We will have robots in our houses, in our streets with automated vehicles, but also in train stations, hospitals, and the city in general (…). Our houses, public spaces will become intelligent in order to allow us to increase our security, our health, our productivity.

An AI in the service of humanity…

What this future promises is a machine so intelligent that it could become a real personal assistant, soon indispensable in the world of business as in everyday life.  For Alexandre Alahi, researcher in artificial intelligence labs in Stanford University, quoted by le Parisien: “We will have robots in our houses, in our streets with automated vehicles, but also in train stations, hospitals, and the city in general (…). Our houses, public spaces will become intelligent in order to allow us to increase our security, our health, our productivity.”  AI ​​can already predict the maintenance needs of your boiler or industrial equipment; it allows companies to offer tailor-made services to their clients; it can also do simultaneous translation, help manage traffic flow in the city and even create its own artwork. Tomorrow, thanks to AI, cars will drive themselves, we will go through self-checkout without emptying the trolley, first aid will know the specifications of an accident before even getting to the scene thanks to image recognition, etc. The list is long, potentially infinite.

machine learning


… who then ensures the common good

The announced omnipresence of AI raises important ethical questions. To ensure that it remains in the service of all, it is indispensable to reflect on roboethics now. The term covers on the one hand robots’ creators’ ethics, and on the other hand the moral sense machines will be given. In short, it is a question of ensuring that AI ​​cannot evolve in such a way as to make decisions contrary to the common good. As summarized by the president of NSRC’s ethics committee Jean-Gabriel Ganascia in an interview with Regards sur le Numérique, we must “reflect on the human values we integrate into machines, in order to ensure their actions are not only decided by reprogrammable learning systems and, that in consequence, they become unpredictable.” It’s the paradox of roboethics, since by definition AI must be capable of performing tasks for which it has not been programmed, and which thus we cannot foresee.

This demand raises another question: with what data do we feed the machine? In March 2016, a chatbot launched on Twitter by Microsoft was deactivated after a few hours: learning too well from its interactions with trolls that sought to push boundaries, Tay, after just eight hours, made racist and conspirationist remarks and denied the Holocaust. Let’s imagine an artificial intelligence that has the power to make concrete decisions (interrupt public transportation or electricity supply, for example) and that is also intellectually suggestible: the damages would be devastating. Finally, we cannot talk about ethics without talking about the governance of Big Data: AI relies mainly on data generated by citizens, consumers, customers and then held by public or private actors.

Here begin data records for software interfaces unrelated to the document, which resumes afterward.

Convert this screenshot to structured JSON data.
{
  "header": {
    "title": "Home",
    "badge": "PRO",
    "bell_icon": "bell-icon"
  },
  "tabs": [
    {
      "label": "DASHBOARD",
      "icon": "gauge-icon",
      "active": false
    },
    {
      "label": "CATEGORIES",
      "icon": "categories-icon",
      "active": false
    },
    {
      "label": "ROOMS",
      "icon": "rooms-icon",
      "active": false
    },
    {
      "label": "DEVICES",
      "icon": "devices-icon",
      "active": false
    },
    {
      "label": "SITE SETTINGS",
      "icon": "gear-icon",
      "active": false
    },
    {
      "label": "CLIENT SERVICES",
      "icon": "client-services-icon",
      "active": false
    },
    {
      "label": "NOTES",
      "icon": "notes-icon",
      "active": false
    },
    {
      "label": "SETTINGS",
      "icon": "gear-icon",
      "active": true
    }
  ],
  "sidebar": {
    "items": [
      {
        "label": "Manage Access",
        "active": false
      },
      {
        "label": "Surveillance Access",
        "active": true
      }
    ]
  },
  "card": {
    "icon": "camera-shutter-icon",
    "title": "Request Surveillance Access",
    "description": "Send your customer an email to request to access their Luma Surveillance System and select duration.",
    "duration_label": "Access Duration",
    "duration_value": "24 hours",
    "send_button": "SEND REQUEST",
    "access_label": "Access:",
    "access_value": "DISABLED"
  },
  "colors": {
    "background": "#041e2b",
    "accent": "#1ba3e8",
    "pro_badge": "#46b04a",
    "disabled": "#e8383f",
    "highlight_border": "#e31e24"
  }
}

It is therefore essential that those who emit the data should know who collects it and for what purpose, that they have a right of control over what it serves. One of the major challenges of the coming years will be to increase society’s “data literacy” as a whole, from classrooms to meeting rooms, to encourage open dialogue on what the data allows. An artificial intelligence in the service of all, hopefully.


More than a 100 experts from around the world will take part in the WFRE from 17 to 19 October to discuss the technological, societal and economic upheavals of our time and present their reflections and good practices.

SAVE THE DATE  17 – 19 October 2017 in Lille